Directions for this task: Once the line containing "Transcribe this image's" is located in the records below, repeat it and all lines that follow it exactly, leaving out any picture.

Stored entries:
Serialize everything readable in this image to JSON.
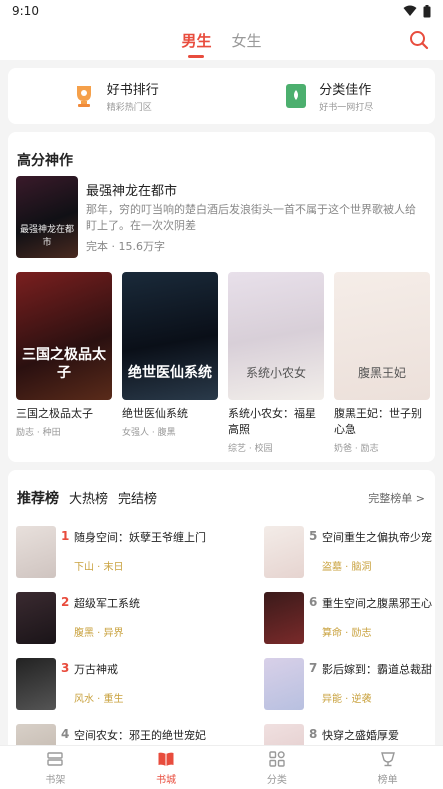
{
  "status": {
    "time": "9:10"
  },
  "header": {
    "tabs": [
      {
        "label": "男生"
      },
      {
        "label": "女生"
      }
    ]
  },
  "quick": [
    {
      "title": "好书排行",
      "subtitle": "精彩热门区",
      "icon": "trophy-icon"
    },
    {
      "title": "分类佳作",
      "subtitle": "好书一网打尽",
      "icon": "bookmark-icon"
    }
  ],
  "gaofen": {
    "title": "高分神作",
    "featured": {
      "title": "最强神龙在都市",
      "desc": "那年，穷的叮当响的楚白酒后发浪街头一首不属于这个世界歌被人给盯上了。在一次次阴差",
      "meta": "完本 · 15.6万字",
      "cover_text": "最强神龙在都市"
    },
    "books": [
      {
        "title": "三国之极品太子",
        "tags": "励志 · 种田",
        "cover_text": "三国之极品太子"
      },
      {
        "title": "绝世医仙系统",
        "tags": "女强人 · 腹黑",
        "cover_text": "绝世医仙系统"
      },
      {
        "title": "系统小农女：福星高照",
        "tags": "综艺 · 校园",
        "cover_text": "系统小农女"
      },
      {
        "title": "腹黑王妃：世子别心急",
        "tags": "奶爸 · 励志",
        "cover_text": "腹黑王妃"
      }
    ]
  },
  "rank": {
    "tabs": [
      {
        "label": "推荐榜"
      },
      {
        "label": "大热榜"
      },
      {
        "label": "完结榜"
      }
    ],
    "more": "完整榜单 >",
    "items": [
      {
        "num": "1",
        "title": "随身空间：妖孽王爷缠上门",
        "tags": "下山 · 末日"
      },
      {
        "num": "2",
        "title": "超级军工系统",
        "tags": "腹黑 · 异界"
      },
      {
        "num": "3",
        "title": "万古神戒",
        "tags": "风水 · 重生"
      },
      {
        "num": "4",
        "title": "空间农女：邪王的绝世宠妃",
        "tags": ""
      },
      {
        "num": "5",
        "title": "空间重生之偏执帝少宠",
        "tags": "盗墓 · 脑洞"
      },
      {
        "num": "6",
        "title": "重生空间之腹黑邪王心",
        "tags": "算命 · 励志"
      },
      {
        "num": "7",
        "title": "影后嫁到：霸道总裁甜",
        "tags": "异能 · 逆袭"
      },
      {
        "num": "8",
        "title": "快穿之盛婚厚爱",
        "tags": ""
      }
    ]
  },
  "nav": [
    {
      "label": "书架"
    },
    {
      "label": "书城"
    },
    {
      "label": "分类"
    },
    {
      "label": "榜单"
    }
  ],
  "colors": {
    "accent": "#e84c3d",
    "tag": "#c9a23f"
  }
}
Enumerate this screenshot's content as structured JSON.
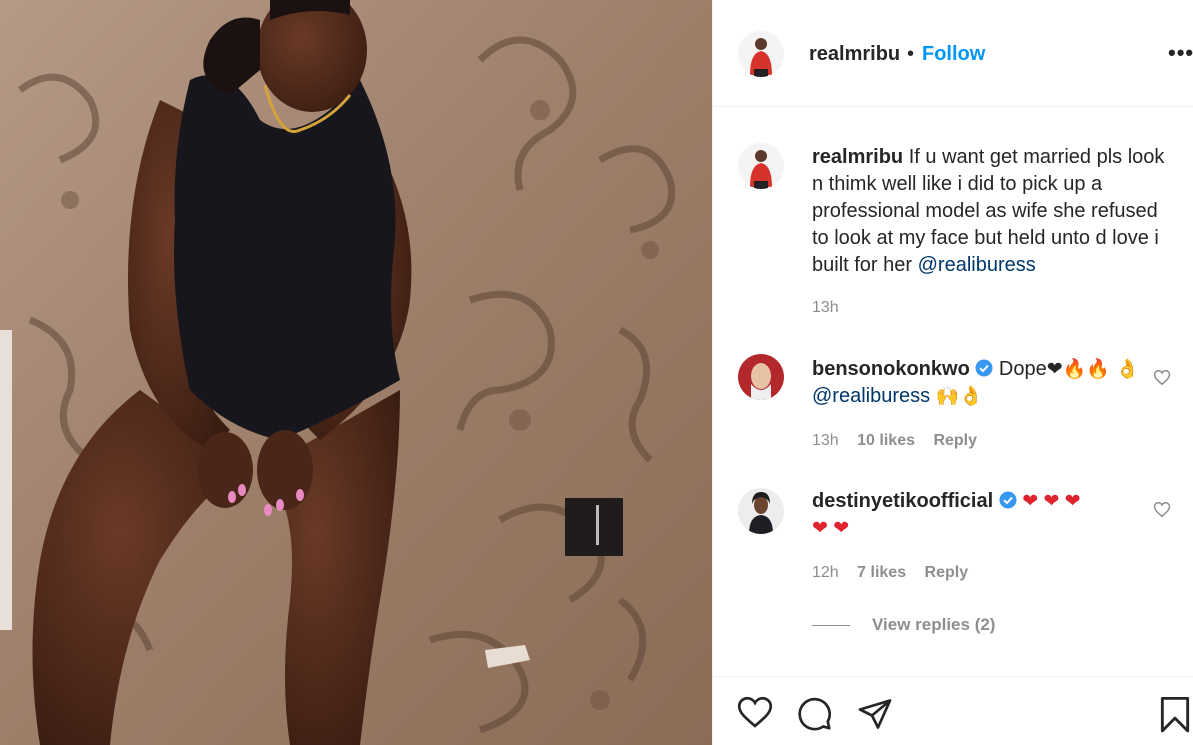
{
  "post": {
    "username": "realmribu",
    "dot": "•",
    "follow_label": "Follow",
    "more_label": "•••"
  },
  "caption": {
    "username": "realmribu",
    "text": "If u want get married pls look n thimk well like i did to pick up a professional model as wife she refused to look at my face but held unto d love i built for her",
    "mention": "@realiburess",
    "time": "13h"
  },
  "comments": [
    {
      "username": "bensonokonkwo",
      "text_before": "Dope",
      "emoji_line1": "❤🔥🔥",
      "emoji_start": "👌",
      "mention": "@realiburess",
      "emoji_end": "🙌👌",
      "time": "13h",
      "likes": "10 likes",
      "reply_label": "Reply"
    },
    {
      "username": "destinyetikoofficial",
      "emoji_line1": "❤ ❤ ❤",
      "emoji_line2": "❤ ❤",
      "time": "12h",
      "likes": "7 likes",
      "reply_label": "Reply"
    }
  ],
  "view_replies": "View replies (2)",
  "colors": {
    "accent": "#0095f6",
    "mention": "#00376b",
    "muted": "#8e8e8e",
    "verified": "#3897f0",
    "heart": "#ed4956"
  },
  "icons": [
    "heart-icon",
    "comment-icon",
    "share-icon",
    "bookmark-icon",
    "more-icon",
    "verified-badge-icon"
  ]
}
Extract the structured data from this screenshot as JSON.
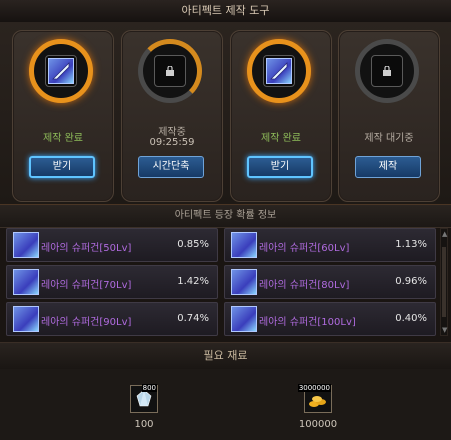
{
  "window": {
    "title": "아티펙트 제작 도구"
  },
  "slots": [
    {
      "state": "done",
      "status": "제작 완료",
      "time": "",
      "button": "받기",
      "icon": "sword-icon",
      "ring_progress": 1.0
    },
    {
      "state": "progress",
      "status": "제작중",
      "time": "09:25:59",
      "button": "시간단축",
      "icon": "lock-icon",
      "ring_progress": 0.5
    },
    {
      "state": "done",
      "status": "제작 완료",
      "time": "",
      "button": "받기",
      "icon": "sword-icon",
      "ring_progress": 1.0
    },
    {
      "state": "wait",
      "status": "제작 대기중",
      "time": "",
      "button": "제작",
      "icon": "lock-icon",
      "ring_progress": 0
    }
  ],
  "info": {
    "title": "아티펙트 등장 확률 정보",
    "items": [
      {
        "name": "레아의 슈퍼건[50Lv]",
        "rate": "0.85%"
      },
      {
        "name": "레아의 슈퍼건[60Lv]",
        "rate": "1.13%"
      },
      {
        "name": "레아의 슈퍼건[70Lv]",
        "rate": "1.42%"
      },
      {
        "name": "레아의 슈퍼건[80Lv]",
        "rate": "0.96%"
      },
      {
        "name": "레아의 슈퍼건[90Lv]",
        "rate": "0.74%"
      },
      {
        "name": "레아의 슈퍼건[100Lv]",
        "rate": "0.40%"
      }
    ]
  },
  "materials": {
    "title": "필요 재료",
    "items": [
      {
        "icon": "crystal-icon",
        "stack": "800",
        "amount": "100"
      },
      {
        "icon": "gold-icon",
        "stack": "3000000",
        "amount": "100000"
      }
    ]
  },
  "colors": {
    "done_ring": "#e8921c",
    "button_blue": "#2c5c92",
    "item_name_purple": "#b06bdf",
    "status_green": "#8fbd5a"
  }
}
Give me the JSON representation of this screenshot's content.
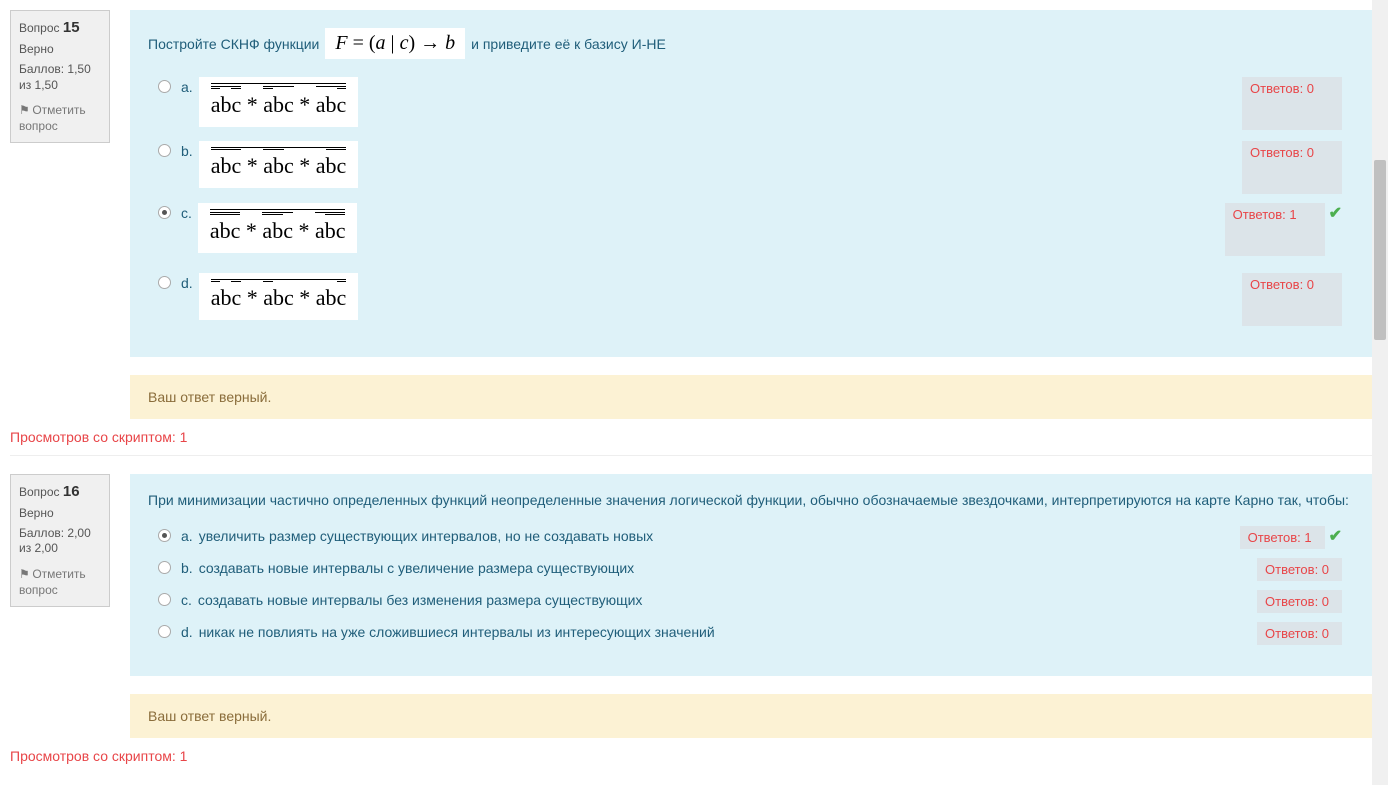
{
  "q15": {
    "num_label": "Вопрос",
    "num": "15",
    "status": "Верно",
    "marks": "Баллов: 1,50 из 1,50",
    "flag": "Отметить вопрос",
    "text_before": "Постройте СКНФ функции",
    "formula": "F = (a | c)  →  b",
    "text_after": "и приведите её к базису И-НЕ",
    "options": [
      {
        "letter": "a.",
        "count": "Ответов: 0",
        "selected": false,
        "correct": false
      },
      {
        "letter": "b.",
        "count": "Ответов: 0",
        "selected": false,
        "correct": false
      },
      {
        "letter": "c.",
        "count": "Ответов: 1",
        "selected": true,
        "correct": true
      },
      {
        "letter": "d.",
        "count": "Ответов: 0",
        "selected": false,
        "correct": false
      }
    ],
    "feedback": "Ваш ответ верный.",
    "script_views": "Просмотров со скриптом: 1"
  },
  "q16": {
    "num_label": "Вопрос",
    "num": "16",
    "status": "Верно",
    "marks": "Баллов: 2,00 из 2,00",
    "flag": "Отметить вопрос",
    "text": "При минимизации частично определенных функций неопределенные значения логической функции, обычно обозначаемые звездочками, интерпретируются на карте Карно так, чтобы:",
    "options": [
      {
        "letter": "a.",
        "text": "увеличить размер существующих интервалов, но не создавать новых",
        "count": "Ответов: 1",
        "selected": true,
        "correct": true
      },
      {
        "letter": "b.",
        "text": "создавать новые интервалы с увеличение размера существующих",
        "count": "Ответов: 0",
        "selected": false,
        "correct": false
      },
      {
        "letter": "c.",
        "text": "создавать новые интервалы без изменения размера существующих",
        "count": "Ответов: 0",
        "selected": false,
        "correct": false
      },
      {
        "letter": "d.",
        "text": "никак не повлиять на уже сложившиеся интервалы из интересующих значений",
        "count": "Ответов: 0",
        "selected": false,
        "correct": false
      }
    ],
    "feedback": "Ваш ответ верный.",
    "script_views": "Просмотров со скриптом: 1"
  }
}
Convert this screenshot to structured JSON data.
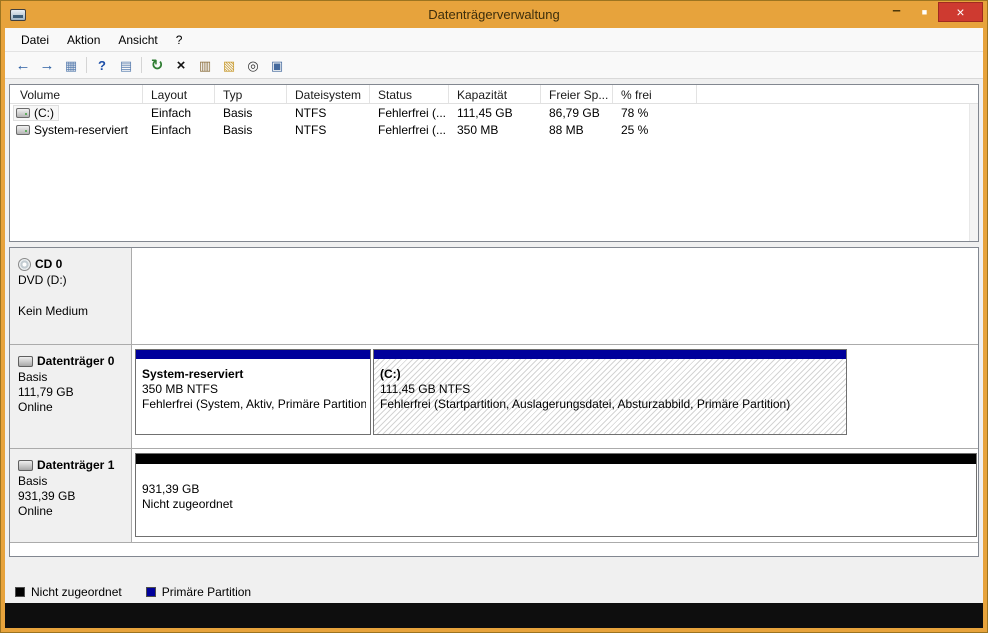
{
  "window": {
    "title": "Datenträgerverwaltung",
    "controls": {
      "minimize": "–",
      "maximize": "■",
      "close": "×"
    }
  },
  "menu": {
    "items": [
      "Datei",
      "Aktion",
      "Ansicht",
      "?"
    ]
  },
  "toolbar": {
    "icons": [
      {
        "name": "back",
        "glyph": "←"
      },
      {
        "name": "forward",
        "glyph": "→"
      },
      {
        "name": "console-tree",
        "glyph": "▦"
      },
      {
        "name": "help",
        "glyph": "?"
      },
      {
        "name": "export-list",
        "glyph": "▤"
      },
      {
        "name": "refresh",
        "glyph": "↻"
      },
      {
        "name": "delete",
        "glyph": "×"
      },
      {
        "name": "properties",
        "glyph": "▥"
      },
      {
        "name": "open",
        "glyph": "▧"
      },
      {
        "name": "find",
        "glyph": "◎"
      },
      {
        "name": "disk-management",
        "glyph": "▣"
      }
    ]
  },
  "volume_list": {
    "columns": [
      "Volume",
      "Layout",
      "Typ",
      "Dateisystem",
      "Status",
      "Kapazität",
      "Freier Sp...",
      "% frei"
    ],
    "rows": [
      {
        "volume": "(C:)",
        "layout": "Einfach",
        "typ": "Basis",
        "fs": "NTFS",
        "status": "Fehlerfrei (...",
        "capacity": "111,45 GB",
        "free": "86,79 GB",
        "pct": "78 %"
      },
      {
        "volume": "System-reserviert",
        "layout": "Einfach",
        "typ": "Basis",
        "fs": "NTFS",
        "status": "Fehlerfrei (...",
        "capacity": "350 MB",
        "free": "88 MB",
        "pct": "25 %"
      }
    ]
  },
  "graphical": {
    "cd": {
      "name": "CD 0",
      "drive": "DVD (D:)",
      "media": "Kein Medium"
    },
    "disks": [
      {
        "name": "Datenträger 0",
        "type": "Basis",
        "size": "111,79 GB",
        "status": "Online",
        "partitions": [
          {
            "name": "System-reserviert",
            "size": "350 MB NTFS",
            "status": "Fehlerfrei (System, Aktiv, Primäre Partition)"
          },
          {
            "name": "(C:)",
            "size": "111,45 GB NTFS",
            "status": "Fehlerfrei (Startpartition, Auslagerungsdatei, Absturzabbild, Primäre Partition)"
          }
        ]
      },
      {
        "name": "Datenträger 1",
        "type": "Basis",
        "size": "931,39 GB",
        "status": "Online",
        "unallocated": {
          "size": "931,39 GB",
          "status": "Nicht zugeordnet"
        }
      }
    ]
  },
  "legend": {
    "items": [
      {
        "label": "Nicht zugeordnet",
        "color": "#000000"
      },
      {
        "label": "Primäre Partition",
        "color": "#00009B"
      }
    ]
  },
  "colors": {
    "titlebar": "#E7A33C",
    "close_button": "#CE3A30",
    "primary_partition": "#00009B",
    "unallocated": "#000000"
  }
}
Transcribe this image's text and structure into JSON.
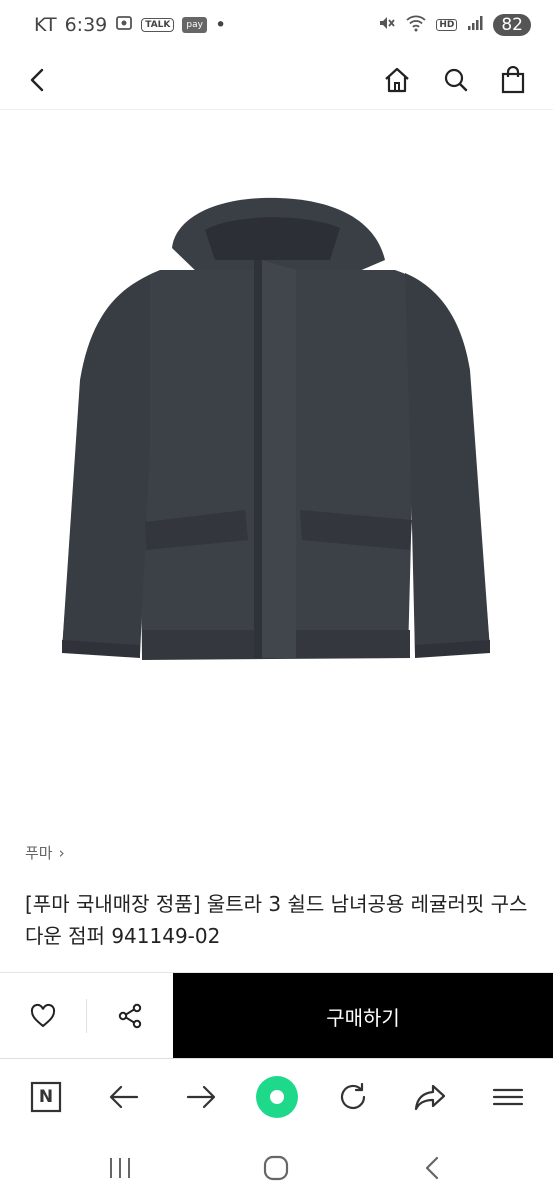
{
  "status_bar": {
    "carrier": "KT",
    "time": "6:39",
    "talk_label": "TALK",
    "pay_label": "pay",
    "dot": "•",
    "hd_label": "HD",
    "battery": "82"
  },
  "top_nav": {
    "icons": [
      "back-icon",
      "home-icon",
      "search-icon",
      "shopping-bag-icon"
    ]
  },
  "product": {
    "image_description_icon": "jacket-image",
    "brand": "푸마",
    "brand_chevron": "›",
    "title": "[푸마 국내매장 정품] 울트라 3 쉴드 남녀공용 레귤러핏 구스다운 점퍼 941149-02"
  },
  "action_bar": {
    "buy_label": "구매하기"
  },
  "browser_bar": {
    "n_label": "N"
  },
  "colors": {
    "buy_bg": "#000000",
    "accent_green": "#1ed98a",
    "jacket": "#3c4047"
  }
}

Output for this exercise:
Transcribe this image's text and structure into JSON.
{
  "status_bar": {
    "carrier": "KT",
    "time": "6:39",
    "talk_label": "TALK",
    "pay_label": "pay",
    "dot": "•",
    "hd_label": "HD",
    "battery": "82"
  },
  "top_nav": {
    "icons": [
      "back-icon",
      "home-icon",
      "search-icon",
      "shopping-bag-icon"
    ]
  },
  "product": {
    "image_description_icon": "jacket-image",
    "brand": "푸마",
    "brand_chevron": "›",
    "title": "[푸마 국내매장 정품] 울트라 3 쉴드 남녀공용 레귤러핏 구스다운 점퍼 941149-02"
  },
  "action_bar": {
    "buy_label": "구매하기"
  },
  "browser_bar": {
    "n_label": "N"
  },
  "colors": {
    "buy_bg": "#000000",
    "accent_green": "#1ed98a",
    "jacket": "#3c4047"
  }
}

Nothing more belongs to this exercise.